> [TASK ITEM]
Copy the entries without a single change. Pictures should be dropped.

> [PROVIDED RECORDS]
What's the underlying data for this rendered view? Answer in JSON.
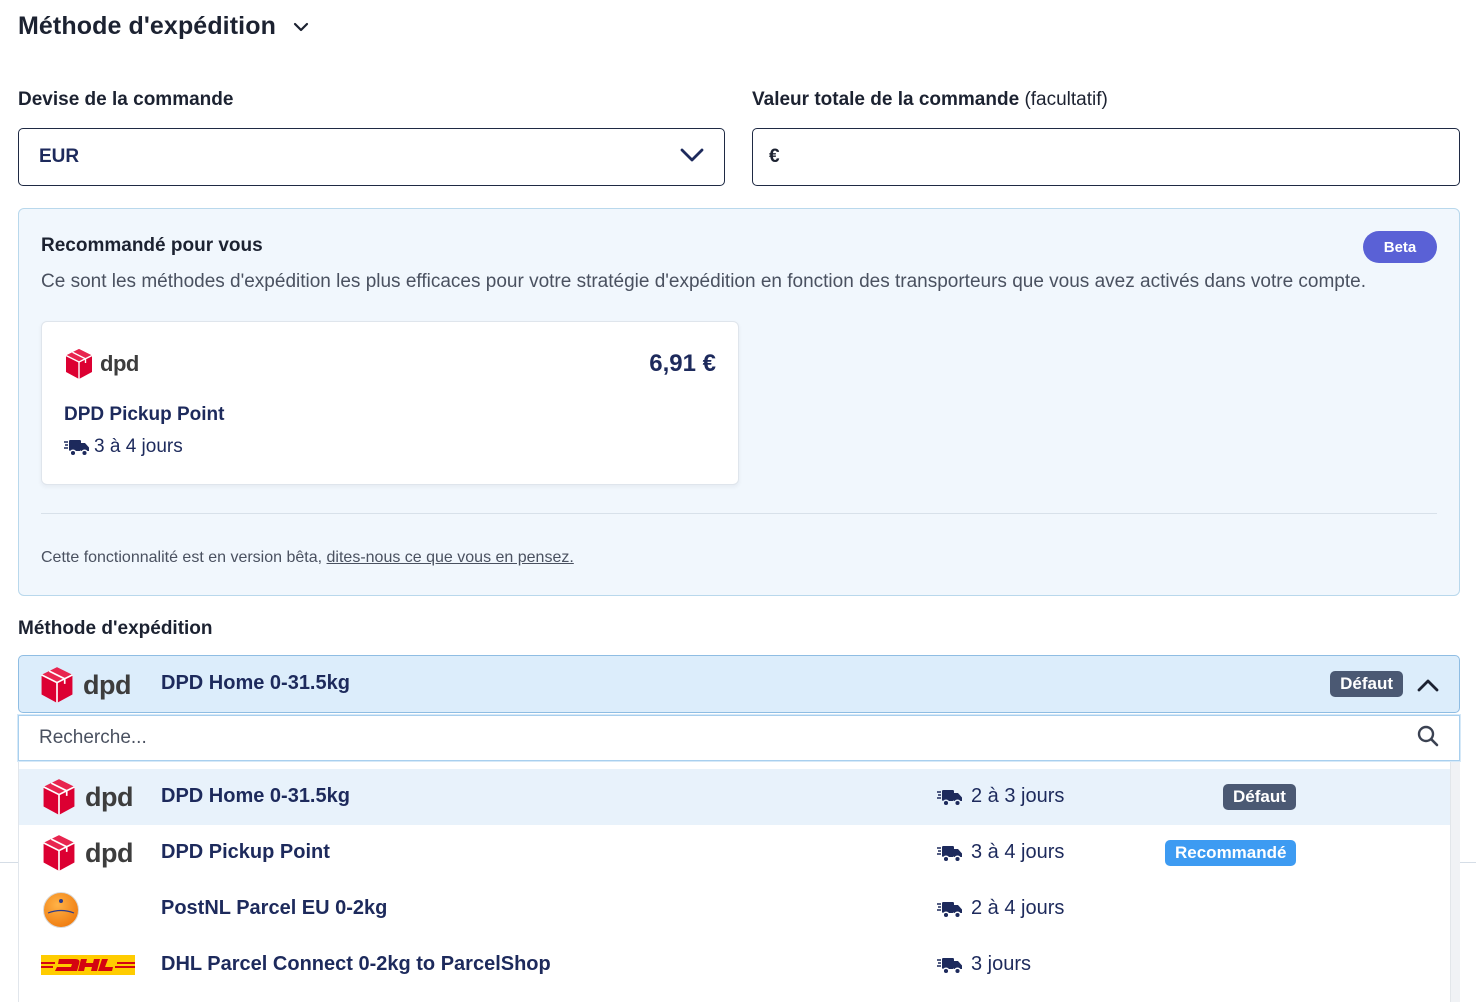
{
  "header": {
    "title": "Méthode d'expédition"
  },
  "currency": {
    "label": "Devise de la commande",
    "value": "EUR"
  },
  "total": {
    "label": "Valeur totale de la commande",
    "optional": "(facultatif)",
    "symbol": "€",
    "value": ""
  },
  "recommended": {
    "title": "Recommandé pour vous",
    "badge": "Beta",
    "description": "Ce sont les méthodes d'expédition les plus efficaces pour votre stratégie d'expédition en fonction des transporteurs que vous avez activés dans votre compte.",
    "card": {
      "carrier": "dpd",
      "price": "6,91 €",
      "name": "DPD Pickup Point",
      "days": "3 à 4 jours"
    },
    "footer_text": "Cette fonctionnalité est en version bêta, ",
    "footer_link": "dites-nous ce que vous en pensez."
  },
  "method": {
    "label": "Méthode d'expédition",
    "selected": {
      "carrier": "dpd",
      "name": "DPD Home 0-31.5kg",
      "badge": "Défaut"
    },
    "search_placeholder": "Recherche...",
    "options": [
      {
        "carrier": "dpd",
        "name": "DPD Home 0-31.5kg",
        "days": "2 à 3 jours",
        "badge": "Défaut"
      },
      {
        "carrier": "dpd",
        "name": "DPD Pickup Point",
        "days": "3 à 4 jours",
        "badge": "Recommandé"
      },
      {
        "carrier": "postnl",
        "name": "PostNL Parcel EU 0-2kg",
        "days": "2 à 4 jours",
        "badge": ""
      },
      {
        "carrier": "dhl",
        "name": "DHL Parcel Connect 0-2kg to ParcelShop",
        "days": "3 jours",
        "badge": ""
      }
    ]
  },
  "colors": {
    "dpd_red": "#dc0032",
    "text_navy": "#1d2a5c",
    "beta_purple": "#5a61d6",
    "reco_blue": "#3d9bf2",
    "default_slate": "#4b5973"
  },
  "icons": {
    "truck": "truck-fast-icon",
    "search": "search-icon",
    "chevron_down": "chevron-down-icon",
    "chevron_up": "chevron-up-icon"
  }
}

> [THE ANSWER]
What's the underlying data for this rendered view? Answer in JSON.
{
  "header": {
    "title": "Méthode d'expédition"
  },
  "currency": {
    "label": "Devise de la commande",
    "value": "EUR"
  },
  "total": {
    "label": "Valeur totale de la commande",
    "optional": "(facultatif)",
    "symbol": "€",
    "value": ""
  },
  "recommended": {
    "title": "Recommandé pour vous",
    "badge": "Beta",
    "description": "Ce sont les méthodes d'expédition les plus efficaces pour votre stratégie d'expédition en fonction des transporteurs que vous avez activés dans votre compte.",
    "card": {
      "carrier": "dpd",
      "price": "6,91 €",
      "name": "DPD Pickup Point",
      "days": "3 à 4 jours"
    },
    "footer_text": "Cette fonctionnalité est en version bêta, ",
    "footer_link": "dites-nous ce que vous en pensez."
  },
  "method": {
    "label": "Méthode d'expédition",
    "selected": {
      "carrier": "dpd",
      "name": "DPD Home 0-31.5kg",
      "badge": "Défaut"
    },
    "search_placeholder": "Recherche...",
    "options": [
      {
        "carrier": "dpd",
        "name": "DPD Home 0-31.5kg",
        "days": "2 à 3 jours",
        "badge": "Défaut"
      },
      {
        "carrier": "dpd",
        "name": "DPD Pickup Point",
        "days": "3 à 4 jours",
        "badge": "Recommandé"
      },
      {
        "carrier": "postnl",
        "name": "PostNL Parcel EU 0-2kg",
        "days": "2 à 4 jours",
        "badge": ""
      },
      {
        "carrier": "dhl",
        "name": "DHL Parcel Connect 0-2kg to ParcelShop",
        "days": "3 jours",
        "badge": ""
      }
    ]
  },
  "colors": {
    "dpd_red": "#dc0032",
    "text_navy": "#1d2a5c",
    "beta_purple": "#5a61d6",
    "reco_blue": "#3d9bf2",
    "default_slate": "#4b5973"
  },
  "icons": {
    "truck": "truck-fast-icon",
    "search": "search-icon",
    "chevron_down": "chevron-down-icon",
    "chevron_up": "chevron-up-icon"
  }
}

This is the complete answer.